The Law Society of Scotland, which represents the nation's attorneys, and some members of Parliament have warned the Scottish government that a proposed hate crimes bill is much too vague. The law would make it illegal for people to spread "threatening, abusive or insulting material" no matter what their intent is. "Under these proposals, a person can be criminalized for behavior which another person finds insulting, whether they have meant it or not, which sets an alarming legal precedent and differs from law in England and Wales," said lawmaker James Kelly. "The terminology within these proposals is concerning, especially around the use of 'insulting'—which is subjective and could cause serious legal confusion."
The Supreme Court weighs police shootings and unreasonable seizures in Torres v. Madrid.

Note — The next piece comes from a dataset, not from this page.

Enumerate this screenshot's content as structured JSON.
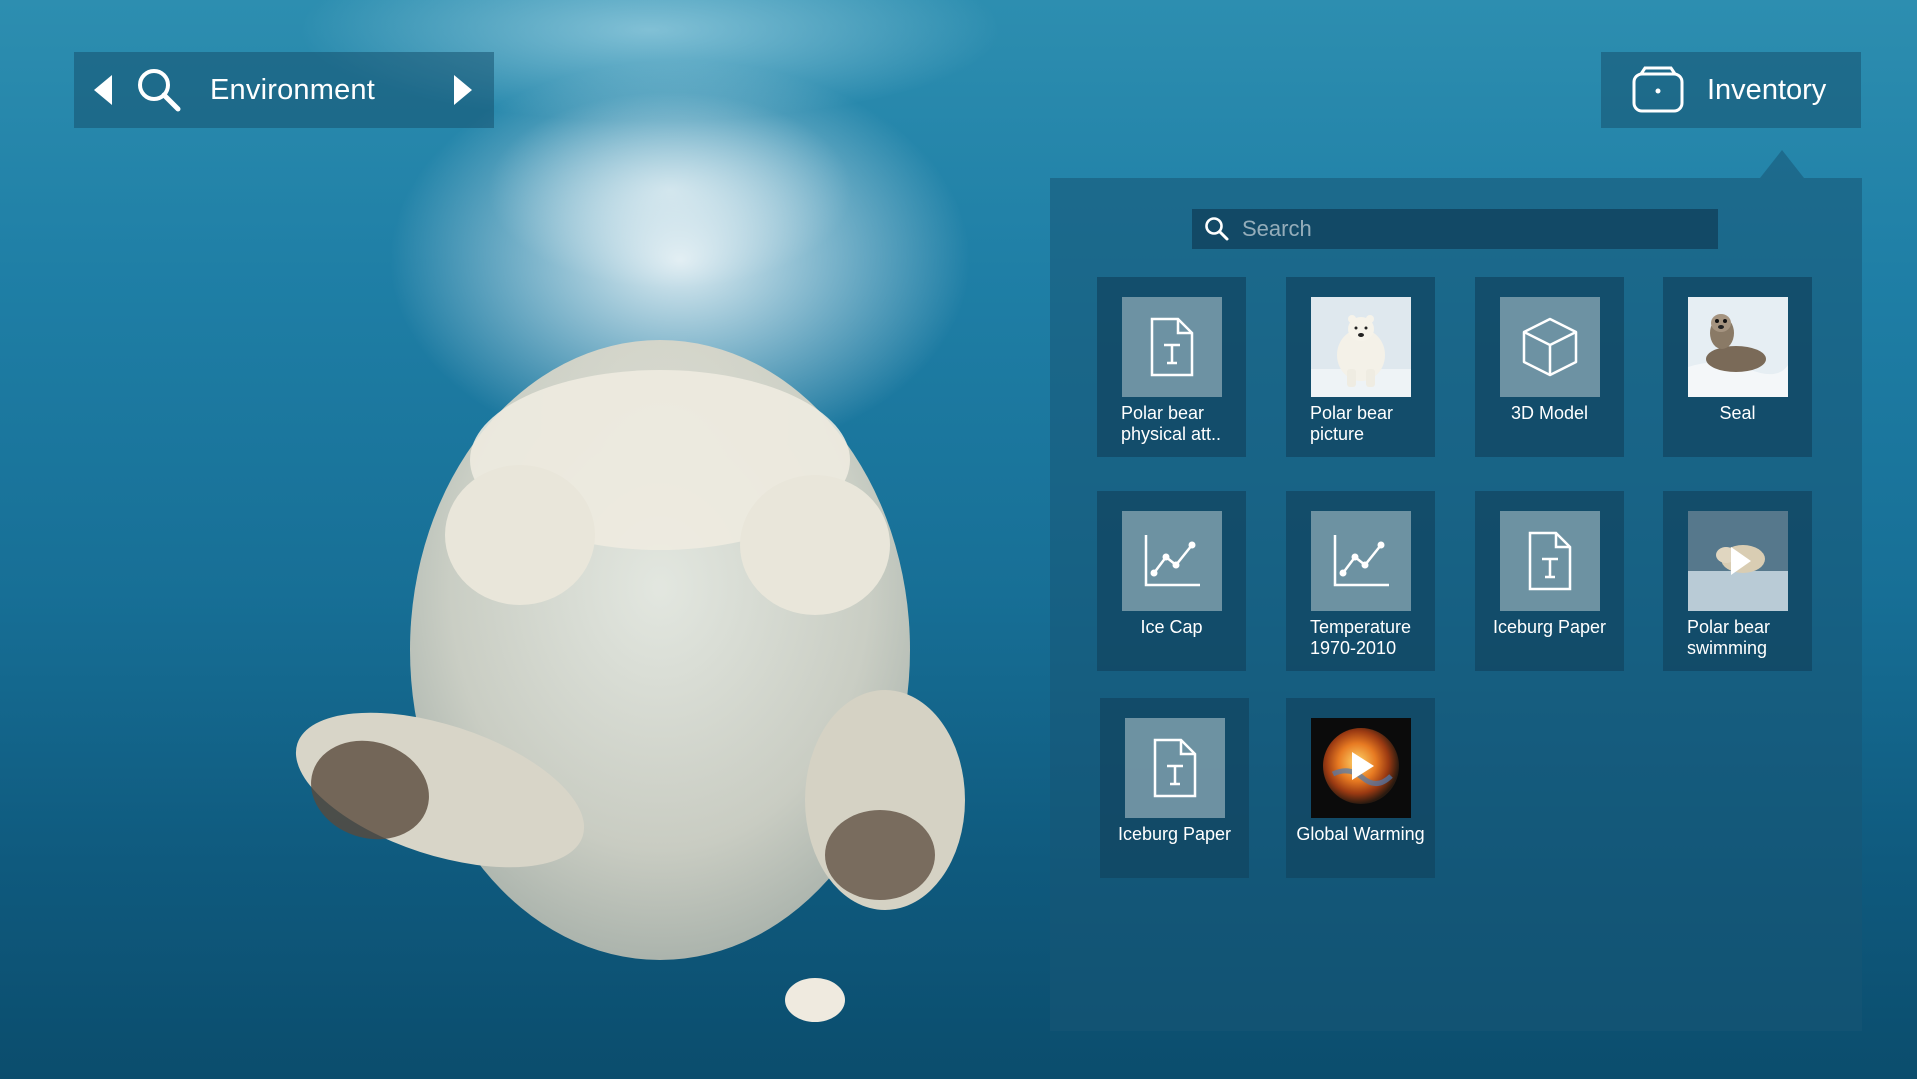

Glenn Greenwald Resigns from The Intercept, Citing 'Pathologies, Illiberalism, Repressive Mentality' of Pro-Biden Newsroom
The progressive outlet's co-founder claims he was prevented from publishing an article because it was critical of Joe Biden.
The former vice president's vision of an all-powerful government goes far beyond massive spending and tax hikes.
Who could have predicted that intolerable rules won’t be tolerated?